In my adult life, I’ve passed through six translations of the liturgy: the old American Roman Catholic, England’s Roman Catholic liturgy, the 1979 Book of Common Prayer, the Church of Uganda’s simplified English liturgy, the formal Anglican liturgy favored by our church in Massachusetts (the 1928 BCP, maybe?) and the new Roman Catholic — not to mention all the masses I’ve participated in, however feebly, in French and Italian, Latin and Lhukonzo.
The result being, I stumble over the Nicene Creed, struggle with the clunky response, “And with your spirit.” I feel like an outsider, clutching my laminated card of responses, sneaking furtive glances to remind myself if it’s “For our good and the good of all the church,” or if that’s some other fragment I am remembering. It’s hard to enter in to worship and lose myself when I’m forever bumbling.
But what’s that idea from literary theory? Defamiliarization? The idea that there is value in language getting shaken up, in looking at the same thing in a new light. I get that from all the credal and geographic peregrinations of my twenties.
The legacy of these church shakeups is all the little bits and pieces that have struck me anew because in some sense they were new, to me at least. I’ve got the Song of Simeon memorized from the long soft twilights of my two newlywed summers doing Evensong each Thursday with Anglican friends in Tallahassee. I know the Agnes Dei in Latin from the beautiful immigrant-built church I attended in college, because, though a cradle Catholic who met my husband in high school Latin class, I’d never worshiped in Latin till I moved to Macon.
“It’s the Creed! It’s not SAT prep!” Stephen Colbert complained when the Church rolled out its new translation of the Mass, and while I hope time smoothes the awkward edges of our still-new English Roman Catholic liturgy, I still love falling into the rhythm of communal speech, of being pulled up short by my own stumbles, echoes that draw me back to holy places throughout my life. A friend who has church-hopped nearly as extensively suggested that in our many mistakes, in lunging for the cheat sheet, maybe we make ourselves just a little more approachable to newcomers, and that’s valuable, too.

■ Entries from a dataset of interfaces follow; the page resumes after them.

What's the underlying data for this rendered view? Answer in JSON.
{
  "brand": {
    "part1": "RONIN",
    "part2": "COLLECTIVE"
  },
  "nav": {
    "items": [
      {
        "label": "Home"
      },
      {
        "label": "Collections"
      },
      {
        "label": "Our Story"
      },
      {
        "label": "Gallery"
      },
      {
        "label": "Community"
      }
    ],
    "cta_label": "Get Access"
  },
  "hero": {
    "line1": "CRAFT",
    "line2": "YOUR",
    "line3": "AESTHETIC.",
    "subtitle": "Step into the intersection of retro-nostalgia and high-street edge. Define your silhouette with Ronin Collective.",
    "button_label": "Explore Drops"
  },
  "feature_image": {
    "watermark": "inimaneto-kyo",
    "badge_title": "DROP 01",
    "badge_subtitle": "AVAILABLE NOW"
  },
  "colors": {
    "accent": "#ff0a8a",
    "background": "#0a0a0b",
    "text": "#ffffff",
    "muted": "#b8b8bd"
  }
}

I’m not here to argue that they’re all equally right or even all equally beautiful. (The beautiful, cobwebby lyricism of the BCP will always win that for me.) But I feel deeply the romance of the universality that remains —behind impassioned scholarly debates between “born of” and “incarnate,” through the awkwardness of the word “consubstantial,” in the earnestness of imperfect words — in the beauty of the same supper celebrated by communities I’ve come to love the world over.